Coiling is a method of creating pottery. It has been used to shape clay into vessels for many thousands of years. It ranges from Africa to Greece and from China to New Mexico. They have used this method in a variety of ways.
Using the coiling technique, it is possible to build thicker or taller walled vessels, which may not have been possible using earlier methods. The technique permits control of the walls as they are built up and allows building on top of the walls to make the vessel look bigger and bulge outward or narrow inward with less danger of collapsing.
There are many ways to build ceramic objects using the coiling technique. Coils of clay can be used to build bowls, vases and other forms in various shapes and sizes. Keeping the fingers flat, form the clay into sausage shapes, then roll into ropes 1/4 to 1/2 inches thick. Make a shallow dish with the pinch pot method and turn up-side down to serve as a foot of base. Place a coil along the edge of the foot. Dampen the fingers and join the next coil to it, with a little pressure.

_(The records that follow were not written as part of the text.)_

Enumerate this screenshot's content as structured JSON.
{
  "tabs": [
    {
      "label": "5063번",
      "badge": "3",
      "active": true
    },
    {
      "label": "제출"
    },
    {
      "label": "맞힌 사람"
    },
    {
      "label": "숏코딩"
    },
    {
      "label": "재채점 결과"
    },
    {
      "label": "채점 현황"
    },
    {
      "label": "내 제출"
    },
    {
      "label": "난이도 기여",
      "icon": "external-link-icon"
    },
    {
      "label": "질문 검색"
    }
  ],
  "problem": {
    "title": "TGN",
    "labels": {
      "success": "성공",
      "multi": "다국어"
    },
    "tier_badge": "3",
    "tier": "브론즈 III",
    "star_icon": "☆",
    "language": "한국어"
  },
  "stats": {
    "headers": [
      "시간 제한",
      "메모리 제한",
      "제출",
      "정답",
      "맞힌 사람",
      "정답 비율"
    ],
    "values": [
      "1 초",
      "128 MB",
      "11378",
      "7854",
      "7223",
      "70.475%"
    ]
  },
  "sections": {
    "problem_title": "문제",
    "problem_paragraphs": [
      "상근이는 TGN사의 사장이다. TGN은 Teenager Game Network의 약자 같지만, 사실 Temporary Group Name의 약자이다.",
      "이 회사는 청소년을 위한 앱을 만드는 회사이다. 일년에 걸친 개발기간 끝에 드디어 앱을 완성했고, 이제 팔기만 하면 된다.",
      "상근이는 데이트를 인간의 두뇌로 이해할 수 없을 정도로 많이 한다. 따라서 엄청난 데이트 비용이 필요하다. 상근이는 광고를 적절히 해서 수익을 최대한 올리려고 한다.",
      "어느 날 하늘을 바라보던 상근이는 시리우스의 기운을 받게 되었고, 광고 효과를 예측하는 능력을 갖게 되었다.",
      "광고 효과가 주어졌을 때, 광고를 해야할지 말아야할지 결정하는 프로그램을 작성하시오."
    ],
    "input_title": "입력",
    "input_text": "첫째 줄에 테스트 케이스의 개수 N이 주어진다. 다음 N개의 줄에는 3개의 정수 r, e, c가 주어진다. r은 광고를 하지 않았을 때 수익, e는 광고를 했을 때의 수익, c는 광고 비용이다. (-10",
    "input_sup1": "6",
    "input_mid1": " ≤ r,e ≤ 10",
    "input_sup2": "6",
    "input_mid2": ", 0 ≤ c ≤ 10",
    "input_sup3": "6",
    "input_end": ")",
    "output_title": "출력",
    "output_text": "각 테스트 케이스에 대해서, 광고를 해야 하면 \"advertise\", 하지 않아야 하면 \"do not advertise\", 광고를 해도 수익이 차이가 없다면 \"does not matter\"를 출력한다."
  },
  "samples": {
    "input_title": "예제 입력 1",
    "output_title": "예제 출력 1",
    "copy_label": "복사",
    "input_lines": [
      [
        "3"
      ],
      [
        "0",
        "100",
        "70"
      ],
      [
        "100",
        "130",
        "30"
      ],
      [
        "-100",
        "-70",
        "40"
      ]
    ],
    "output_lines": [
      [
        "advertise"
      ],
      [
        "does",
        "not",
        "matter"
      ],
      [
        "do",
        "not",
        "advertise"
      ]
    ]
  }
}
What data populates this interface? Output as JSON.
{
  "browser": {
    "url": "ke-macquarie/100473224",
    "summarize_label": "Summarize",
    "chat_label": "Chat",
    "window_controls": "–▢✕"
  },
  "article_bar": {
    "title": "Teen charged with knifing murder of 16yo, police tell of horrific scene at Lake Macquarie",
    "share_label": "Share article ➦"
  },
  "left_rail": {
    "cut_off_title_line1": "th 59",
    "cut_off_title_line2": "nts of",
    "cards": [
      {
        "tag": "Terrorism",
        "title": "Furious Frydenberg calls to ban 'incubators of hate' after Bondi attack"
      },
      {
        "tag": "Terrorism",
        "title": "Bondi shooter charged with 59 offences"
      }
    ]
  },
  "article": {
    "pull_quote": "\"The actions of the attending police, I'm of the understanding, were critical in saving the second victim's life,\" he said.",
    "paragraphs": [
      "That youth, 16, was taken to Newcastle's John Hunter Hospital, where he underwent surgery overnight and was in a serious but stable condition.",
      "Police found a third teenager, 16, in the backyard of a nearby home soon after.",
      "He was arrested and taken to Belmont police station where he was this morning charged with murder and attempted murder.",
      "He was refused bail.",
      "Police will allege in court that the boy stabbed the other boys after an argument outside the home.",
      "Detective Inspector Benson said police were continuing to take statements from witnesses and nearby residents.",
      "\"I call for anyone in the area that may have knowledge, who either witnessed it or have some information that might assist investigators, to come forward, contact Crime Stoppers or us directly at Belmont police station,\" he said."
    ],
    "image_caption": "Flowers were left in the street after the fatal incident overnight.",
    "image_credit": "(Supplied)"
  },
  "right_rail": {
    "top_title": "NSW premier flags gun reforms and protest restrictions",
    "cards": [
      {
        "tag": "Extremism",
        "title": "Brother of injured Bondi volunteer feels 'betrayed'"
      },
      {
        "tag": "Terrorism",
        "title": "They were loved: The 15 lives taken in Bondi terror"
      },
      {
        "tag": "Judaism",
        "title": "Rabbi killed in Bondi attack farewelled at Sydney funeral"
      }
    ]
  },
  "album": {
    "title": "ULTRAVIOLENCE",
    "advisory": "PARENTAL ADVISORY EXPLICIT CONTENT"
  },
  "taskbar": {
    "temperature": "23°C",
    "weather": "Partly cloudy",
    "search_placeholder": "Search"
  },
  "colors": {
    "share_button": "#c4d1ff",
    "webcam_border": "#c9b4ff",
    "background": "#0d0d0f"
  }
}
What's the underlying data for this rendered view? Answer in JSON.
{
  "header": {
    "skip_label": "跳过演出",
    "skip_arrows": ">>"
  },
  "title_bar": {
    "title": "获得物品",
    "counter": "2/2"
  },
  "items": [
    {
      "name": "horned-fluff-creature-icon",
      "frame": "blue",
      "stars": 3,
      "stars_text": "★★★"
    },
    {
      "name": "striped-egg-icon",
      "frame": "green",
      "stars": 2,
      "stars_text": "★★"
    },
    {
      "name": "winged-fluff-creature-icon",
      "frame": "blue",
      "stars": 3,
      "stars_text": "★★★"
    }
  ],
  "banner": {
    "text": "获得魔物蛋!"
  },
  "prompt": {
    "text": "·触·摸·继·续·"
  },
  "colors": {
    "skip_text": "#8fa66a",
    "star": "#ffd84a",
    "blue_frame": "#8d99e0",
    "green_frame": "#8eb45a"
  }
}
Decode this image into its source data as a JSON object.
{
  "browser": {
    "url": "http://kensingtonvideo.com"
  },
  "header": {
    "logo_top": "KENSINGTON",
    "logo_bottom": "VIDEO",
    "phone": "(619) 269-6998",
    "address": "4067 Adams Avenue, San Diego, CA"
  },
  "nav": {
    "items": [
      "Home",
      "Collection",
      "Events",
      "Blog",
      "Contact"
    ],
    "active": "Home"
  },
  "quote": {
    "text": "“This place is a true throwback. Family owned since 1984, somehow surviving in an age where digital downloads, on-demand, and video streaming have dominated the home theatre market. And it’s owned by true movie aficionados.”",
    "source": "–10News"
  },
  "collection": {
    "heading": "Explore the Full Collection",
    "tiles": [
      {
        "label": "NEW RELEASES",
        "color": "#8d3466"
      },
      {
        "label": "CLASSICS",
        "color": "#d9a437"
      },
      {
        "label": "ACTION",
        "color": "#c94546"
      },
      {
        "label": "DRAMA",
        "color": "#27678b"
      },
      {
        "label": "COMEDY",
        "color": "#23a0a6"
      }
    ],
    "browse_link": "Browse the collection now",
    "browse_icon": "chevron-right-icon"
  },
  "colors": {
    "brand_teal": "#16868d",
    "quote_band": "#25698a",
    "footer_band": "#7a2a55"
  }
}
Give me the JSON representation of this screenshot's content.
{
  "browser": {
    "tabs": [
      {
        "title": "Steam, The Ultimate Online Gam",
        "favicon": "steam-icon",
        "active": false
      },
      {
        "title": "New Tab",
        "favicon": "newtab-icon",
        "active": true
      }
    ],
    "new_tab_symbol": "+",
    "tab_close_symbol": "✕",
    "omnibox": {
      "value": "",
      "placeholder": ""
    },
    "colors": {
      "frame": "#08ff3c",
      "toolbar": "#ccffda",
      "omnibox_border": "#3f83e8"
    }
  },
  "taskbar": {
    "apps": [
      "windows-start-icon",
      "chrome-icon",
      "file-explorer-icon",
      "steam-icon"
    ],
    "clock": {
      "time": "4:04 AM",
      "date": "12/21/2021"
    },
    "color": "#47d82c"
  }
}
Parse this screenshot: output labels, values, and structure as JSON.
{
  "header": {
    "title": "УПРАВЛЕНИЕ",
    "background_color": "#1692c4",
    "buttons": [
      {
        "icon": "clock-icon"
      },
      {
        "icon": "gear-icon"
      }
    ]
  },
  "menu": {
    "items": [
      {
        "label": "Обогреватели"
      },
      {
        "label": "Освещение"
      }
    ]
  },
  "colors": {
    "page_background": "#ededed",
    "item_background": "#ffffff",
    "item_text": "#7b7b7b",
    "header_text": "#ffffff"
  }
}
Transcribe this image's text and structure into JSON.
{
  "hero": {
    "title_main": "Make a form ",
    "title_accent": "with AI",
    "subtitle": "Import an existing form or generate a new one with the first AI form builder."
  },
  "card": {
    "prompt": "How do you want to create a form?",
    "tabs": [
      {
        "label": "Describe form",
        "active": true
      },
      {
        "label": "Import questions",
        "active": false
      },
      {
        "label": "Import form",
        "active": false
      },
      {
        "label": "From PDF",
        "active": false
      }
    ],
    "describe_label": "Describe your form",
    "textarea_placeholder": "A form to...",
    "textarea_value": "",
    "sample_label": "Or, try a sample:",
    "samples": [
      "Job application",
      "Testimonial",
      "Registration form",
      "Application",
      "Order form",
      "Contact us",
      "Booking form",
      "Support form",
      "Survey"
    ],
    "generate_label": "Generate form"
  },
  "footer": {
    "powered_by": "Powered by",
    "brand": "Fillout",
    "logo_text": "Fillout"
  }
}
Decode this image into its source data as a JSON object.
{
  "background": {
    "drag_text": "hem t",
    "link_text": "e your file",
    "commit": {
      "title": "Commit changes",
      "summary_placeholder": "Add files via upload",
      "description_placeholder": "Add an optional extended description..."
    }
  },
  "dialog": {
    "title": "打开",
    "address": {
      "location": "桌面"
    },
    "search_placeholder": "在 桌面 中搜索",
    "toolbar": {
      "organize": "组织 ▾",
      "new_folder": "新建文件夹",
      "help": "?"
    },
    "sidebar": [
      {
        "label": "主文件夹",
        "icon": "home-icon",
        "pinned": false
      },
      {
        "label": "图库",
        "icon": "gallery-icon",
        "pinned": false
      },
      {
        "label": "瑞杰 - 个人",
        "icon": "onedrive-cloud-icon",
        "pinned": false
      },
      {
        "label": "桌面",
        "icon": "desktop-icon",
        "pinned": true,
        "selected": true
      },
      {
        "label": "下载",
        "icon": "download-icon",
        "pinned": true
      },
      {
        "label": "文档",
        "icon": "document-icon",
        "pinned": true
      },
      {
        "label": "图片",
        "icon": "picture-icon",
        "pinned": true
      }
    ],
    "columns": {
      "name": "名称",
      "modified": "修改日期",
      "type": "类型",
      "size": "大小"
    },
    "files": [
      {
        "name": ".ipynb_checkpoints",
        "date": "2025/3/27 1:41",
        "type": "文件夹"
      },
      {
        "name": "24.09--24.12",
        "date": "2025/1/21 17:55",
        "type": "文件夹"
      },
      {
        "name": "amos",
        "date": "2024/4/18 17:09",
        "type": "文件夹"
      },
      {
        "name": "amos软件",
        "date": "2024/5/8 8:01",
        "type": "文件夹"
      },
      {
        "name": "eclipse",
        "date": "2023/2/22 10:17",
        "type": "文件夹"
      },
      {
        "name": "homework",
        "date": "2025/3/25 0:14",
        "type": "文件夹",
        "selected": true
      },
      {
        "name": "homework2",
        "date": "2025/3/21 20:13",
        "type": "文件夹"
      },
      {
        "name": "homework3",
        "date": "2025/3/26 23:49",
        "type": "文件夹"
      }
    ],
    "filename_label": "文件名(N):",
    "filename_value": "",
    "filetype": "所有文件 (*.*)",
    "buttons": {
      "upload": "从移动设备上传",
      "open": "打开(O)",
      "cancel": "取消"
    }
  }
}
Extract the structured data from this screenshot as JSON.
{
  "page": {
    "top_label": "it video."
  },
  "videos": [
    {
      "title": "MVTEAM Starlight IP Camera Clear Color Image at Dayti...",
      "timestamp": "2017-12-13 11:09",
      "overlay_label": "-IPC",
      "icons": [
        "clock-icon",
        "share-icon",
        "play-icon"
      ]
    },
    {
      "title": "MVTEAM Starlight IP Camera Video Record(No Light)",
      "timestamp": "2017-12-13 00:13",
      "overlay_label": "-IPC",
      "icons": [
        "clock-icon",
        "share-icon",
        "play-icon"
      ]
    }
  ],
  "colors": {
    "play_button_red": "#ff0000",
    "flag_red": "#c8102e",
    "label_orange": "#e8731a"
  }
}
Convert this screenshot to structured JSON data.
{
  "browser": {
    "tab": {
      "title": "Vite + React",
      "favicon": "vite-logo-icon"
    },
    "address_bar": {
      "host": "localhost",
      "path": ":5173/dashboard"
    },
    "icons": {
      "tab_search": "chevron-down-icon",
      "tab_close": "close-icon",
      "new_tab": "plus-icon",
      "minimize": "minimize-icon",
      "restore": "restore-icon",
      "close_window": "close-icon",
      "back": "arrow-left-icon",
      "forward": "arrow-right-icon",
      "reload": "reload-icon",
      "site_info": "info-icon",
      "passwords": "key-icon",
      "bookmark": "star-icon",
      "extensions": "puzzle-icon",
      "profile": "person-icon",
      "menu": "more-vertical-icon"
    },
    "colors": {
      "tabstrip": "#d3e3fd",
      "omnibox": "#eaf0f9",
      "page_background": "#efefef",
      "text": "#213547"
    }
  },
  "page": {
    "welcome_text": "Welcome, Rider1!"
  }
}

Using flat coils rather than the more traditional snakelike coil. Making coil pottery with this method has several advantages, including saving time! One big advantage with this method is that you can change directions rather drastically by letting the flat coils become leather hard. Another advantage is the variety of sculptural forms you can make. This method also saves a lot of time by using 2-inch flat coils instead of small round coils. Build up three to six rows of “coils” on several ware boards at one time.
The clay used to build coil pots needs to be matched to the final form, meaning larger structures will need more strength. Their walls should be thicker, so choose a clay body for strength and for a lower coefficient of expansion.
In sculptural terms, coiling is an additive process as the pot is created by adding material to it. Potters do use coils of clay, but additions can be made using other shapes, such as small patties.
Use clay that is soft enough.
Hard clay tends to go hollow on the edges, although starting with tapered ends and keeping the canvas moist will help.
The heat from your hand can also dry out coils
Soft coils are better anyway for joining, and slip is not needed